I am going to take a minute to do something different. I’m going to write a “rant.” A rant is when people write or talk about something in an angry way. Usually, they talk about something that bothers them personally. They don’t just yell and scream. They explain why they are upset.
Here is something that really bothers me: Books, websites, and Twitter accounts that teach totally useless or incorrect English.
It’s OK if it’s funny, and the learner knows it’s funny. But when it’s mixed in with normal English, how can you tell?
Here are some phrases that I have seen on “English-teaching” Twitter accounts recently:
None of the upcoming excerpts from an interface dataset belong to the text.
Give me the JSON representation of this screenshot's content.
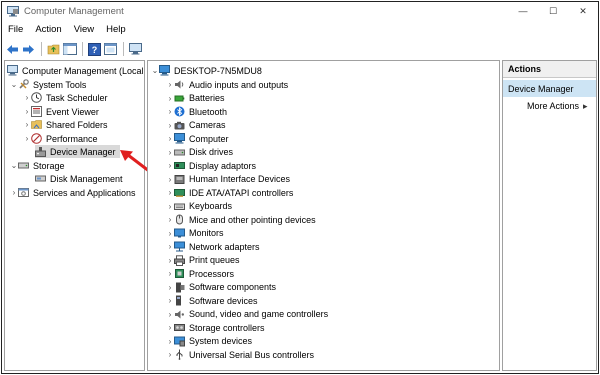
{
  "window": {
    "title": "Computer Management",
    "controls": {
      "minimize": "—",
      "maximize": "☐",
      "close": "✕"
    }
  },
  "menu": [
    "File",
    "Action",
    "View",
    "Help"
  ],
  "toolbar": {
    "buttons": [
      "back-icon",
      "forward-icon",
      "up-folder-icon",
      "show-hide-tree-icon",
      "help-icon",
      "properties-icon",
      "console-icon"
    ]
  },
  "tree": {
    "root": "Computer Management (Local",
    "system_tools": "System Tools",
    "task_scheduler": "Task Scheduler",
    "event_viewer": "Event Viewer",
    "shared_folders": "Shared Folders",
    "performance": "Performance",
    "device_manager": "Device Manager",
    "storage": "Storage",
    "disk_management": "Disk Management",
    "services_apps": "Services and Applications"
  },
  "devices": {
    "computer_name": "DESKTOP-7N5MDU8",
    "categories": [
      "Audio inputs and outputs",
      "Batteries",
      "Bluetooth",
      "Cameras",
      "Computer",
      "Disk drives",
      "Display adaptors",
      "Human Interface Devices",
      "IDE ATA/ATAPI controllers",
      "Keyboards",
      "Mice and other pointing devices",
      "Monitors",
      "Network adapters",
      "Print queues",
      "Processors",
      "Software components",
      "Software devices",
      "Sound, video and game controllers",
      "Storage controllers",
      "System devices",
      "Universal Serial Bus controllers"
    ]
  },
  "actions": {
    "header": "Actions",
    "section": "Device Manager",
    "more": "More Actions",
    "more_arrow": "▸"
  },
  "colors": {
    "selection": "#d9d9d9",
    "actions_section": "#cde4f4",
    "annotation_arrow": "#e02020"
  }
}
- It just eats up electricity and frosts up really quickly. (I guess it’s about a refrigerator. When would you need to say this, though?)
- I could make a glitter ball out of tinfoil. (Why?!)
- I dreamt you chucked me. (What? I’m not even sure what this means.)
- He was in the true sense of the word culture. (This is just wrong. The correct sentence would be very formal, anyway.)
- I had my wife die. (Not impossible, but extremely strange and rarely used.)
- I don’t know both of them. (We don’t say this. It sounds very, very strange. I contacted the account that posted this and asked them about it. They didn’t answer me.)
I guess some of these accounts are using lists of phrases that come from very old books or dictionaries. Some of these sentences might have been OK 100 years ago. They’re not OK now. Other phrases have mistakes in them. I think somebody who’s really fluent in English should check the phrases to make sure they’re correct. It should be someone who has really used English a lot. It shouldn’t be someone who’s just learned English from a book. If you’ve just learned English from books (or Japanese from anime, etc.), then you can’t judge what is OK, realistic, old-fashioned, etc. EDIT: Idiom guides are particularly bad, even ones written in the US or UK. Many of them teach idioms that are almost never used in modern English. Why waste your time trying to memorize them?
I’m not upset about just a couple of mistakes or strange phrases. Everyone makes mistakes sometimes. I’ve probably made mistakes somewhere in this post. I also don’t mean mistakes in #twinglish users’ accounts or English-learners’ accounts or blogs. I am talking about blogs, Twitter accounts, and books are supposed to help you learn English, but that have lots of serious errors or strange phrases that no modern English-speaker would say or write.
I have a travel phrase book from JAL that is full of strange phrases. When I look at English books at Kinokuniya, I see lots of mistakes and strange phrases, too. Some of my Japanese and Taiwanese friends have dozens of books that are totally useless! They must have spent a lot of money on those books. (And yes, that’s true for books about Japanese and so on in America, too! One popular book on Japanese slang is full of words from the 80s!)
This sort of thing drives me crazy (makes me annoyed/angry) because learners often can’t tell what’s useful and what is completely strange or wrong. These writers, bloggers, and tweeters are supposed to be helping you. However, they are actually giving you useless information that wastes your time. These people are taking your time or money, but giving you something bad in return. It’s like they’re selling you rotten food, but you can’t smell it or see it.
Don’t just go to the bookstore or use things you find online. If you can, get a fluent friend to check it out first. Read Amazon.com reviews very carefully. (Reviews that just say “It’s great!” are not helpful. Look for details.) If you have fluent or native-speaker friends online, ask them to look at books/blogs/Twitter accounts and tell you what they think.
Anyway, just memorizing phrases with no context is not very helpful. It’s better to learn them from a novel–even an easy kids’ book–than to just try to memorize them one at a time. If you read them in a story, they’re probably going to be correct. You will also get more information about who says that kind of thing, why, when, if it’s polite or casual or rude, etc. (especially as you read more and see phrases over and over again).
Still, there are some good Twitter accounts, blogs, and phrase books out there. You just have to be careful.
Okay…my rant is over! Phew. :)
If you have any questions or comments, or if you’ve had bad experiences with this kind of thing, please tell me!